NEW YORK - Glimmers of economic optimism. Deep concerns about jobs and health care costs. These are among the recurring themes as governors across the nation deliver their annual State of the State addresses. And the speeches have this in common, too: a striking absence of grand and costly proposals.
Overwhelmingly, the speeches are focusing on fiscal issues, mostly in cautious tones.
"Is the current state of our state good enough? I think the answer is no," said Tennessee Gov. Bill Haslam.
Tennessee Gov. Bill Haslam delivers his State of the State address to a joint session of the General Assembly in Nashville on Monday.
Like many of his counterparts, Haslam, a first-term Republican, hopes state revenues are on the rebound.

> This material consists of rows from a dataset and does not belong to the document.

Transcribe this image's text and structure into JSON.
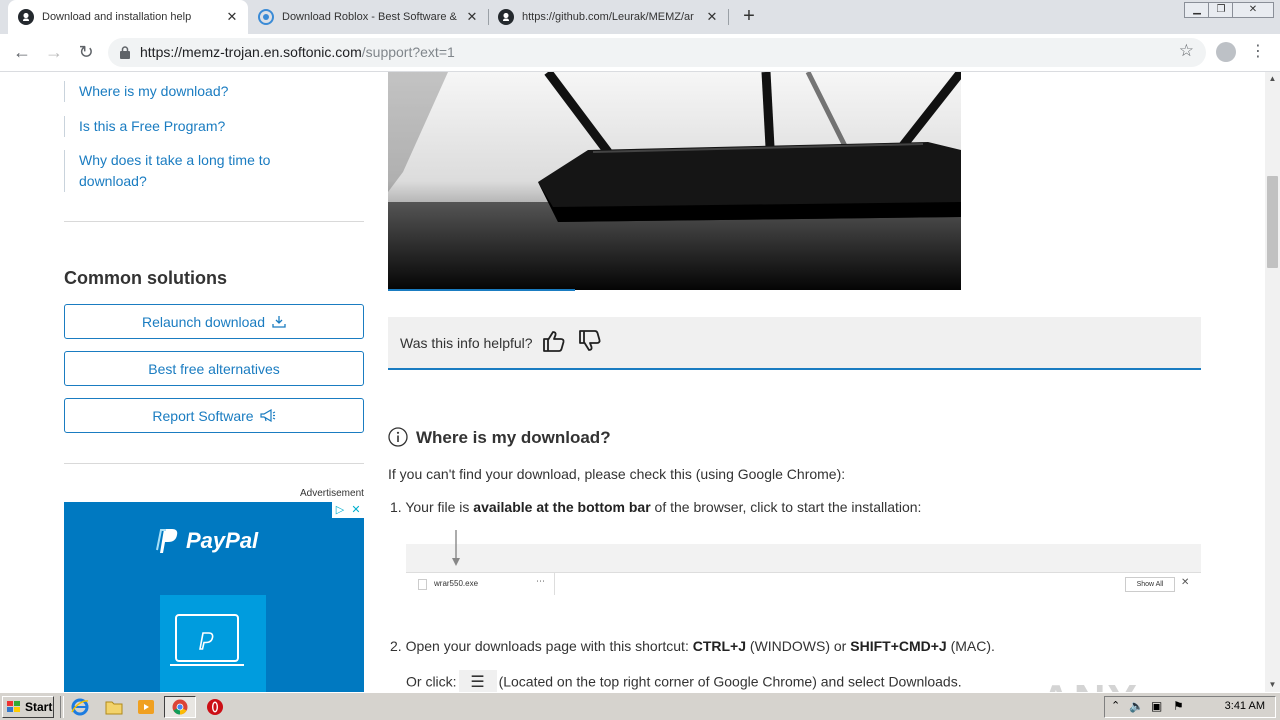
{
  "browser": {
    "tabs": [
      {
        "title": "Download and installation help",
        "active": true
      },
      {
        "title": "Download Roblox - Best Software &",
        "active": false
      },
      {
        "title": "https://github.com/Leurak/MEMZ/ar",
        "active": false
      }
    ],
    "url_host": "https://memz-trojan.en.softonic.com",
    "url_rest": "/support?ext=1"
  },
  "sidebar": {
    "toc_links": [
      "Where is my download?",
      "Is this a Free Program?",
      "Why does it take a long time to download?"
    ],
    "common_heading": "Common solutions",
    "buttons": {
      "relaunch": "Relaunch download",
      "alternatives": "Best free alternatives",
      "report": "Report Software"
    },
    "ad_label": "Advertisement",
    "ad_brand": "PayPal"
  },
  "main": {
    "feedback_question": "Was this info helpful?",
    "section_title": "Where is my download?",
    "intro": "If you can't find your download, please check this (using Google Chrome):",
    "step1_prefix": "1. Your file is ",
    "step1_bold": "available at the bottom bar",
    "step1_suffix": " of the browser, click to start the installation:",
    "dl_file": "wrar550.exe",
    "dl_show_all": "Show All",
    "step2_prefix": "2. Open your downloads page with this shortcut: ",
    "step2_bold1": "CTRL+J",
    "step2_mid": " (WINDOWS) or ",
    "step2_bold2": "SHIFT+CMD+J",
    "step2_suffix": " (MAC).",
    "step3_prefix": "Or click:",
    "step3_suffix": "(Located on the top right corner of Google Chrome) and select Downloads."
  },
  "watermark": "ANY RUN",
  "taskbar": {
    "start_label": "Start",
    "clock": "3:41 AM"
  }
}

Yet he still called for eliminating nearly 1,200 state jobs, which would leave Tennessee just shy of 44,000 employees - about 6,000 fewer than in 2008.
It's been a trying few years for governors, with state governments cutting more than 80,000 jobs since the start of the recession. The pace of cutbacks has slowed, but few governors are now calling for large-scale expansion of state payrolls.
General fund spending has rebounded beyond pre-recession levels in 24 states, but the remaining 26 are still a collective $42 billion lower compared with the budgets approved in 2007. Meanwhile, compared to before the recession, states have hundreds of thousands more students to educate in their public schools and colleges, and millions more people eligible for subsidized health insurance.
Delaware Gov. Jack Markell, a Democrat, said the state must rein in costs for Medicaid and employee and retiree health care.
"We have a system that doesn't encourage healthy behavior in patients and doesn't discourage unhealthy behavior," he said. "In essence, we don't have a health care system; we have a sick care system."
As for creating badly needed private-sector jobs, several Republican governors suggested this could best be addressed by further tax cuts. South Carolina Gov. Nikki Haley talked about lowering both corporate and individual income taxes and also took a swipe at labor unions.
"I love that we are one of the least unionized states in the country. It is an economic development tool unlike any other," she said. "We'll make the unions understand full well that they are not needed, not wanted, and not welcome."
Another Republican, Iowa Gov. Terry Branstad, presented a jobs plan calling for a 40 percent reduction in commercial and industrial property taxes, as well as spending $25 million on direct subsidies to companies for creating good jobs.
In Illinois, Democrati Gov. Pat Quinn, also proposed a tax cut - calling Wednesday for an end to the state tax on natural gas.
Tacking modestly in the other direction, Rhode Island Gov. Lincoln Chafee made a pitch Tuesday for new taxes on restaurant meals, pet grooming, cigarettes, car washes and taxi fares.
Chafee, an independent, said higher taxes on discretionary spending is the best way to rescue struggling cities and schools as his state tries to escape its economic woes. Its jobless rate is 10.8 percent, third highest in the nation, and two cities - East Providence and Central Falls - are under state financial oversight.
In Maryland, Democrat Gov. Martin O'Malley made several new tax proposals in his speech Wednesday, aimed at spurring job growth. O'Malley would increase the state tax on sewer bills and impose a 6 percent sales tax on gasoline, to be phased in by 2 percent a year.
In Missouri, Democrat Gov. Jay Nixon proposed another form of revenue hike - a $1 per patron fee increase at casinos to generate about $50 million annually for state nursing homes for veterans.
Even in states that are faring relatively well, governors shied away from ambitious proposals with high price tags.
For example, the major new initiative offered by Massachusetts Gov. Deval Patrick was a proposal to unify the state's 15 community colleges,
"Things are better in Massachusetts than in most other places," said Patrick, a Democrat. "But that doesn't mean they are good enough."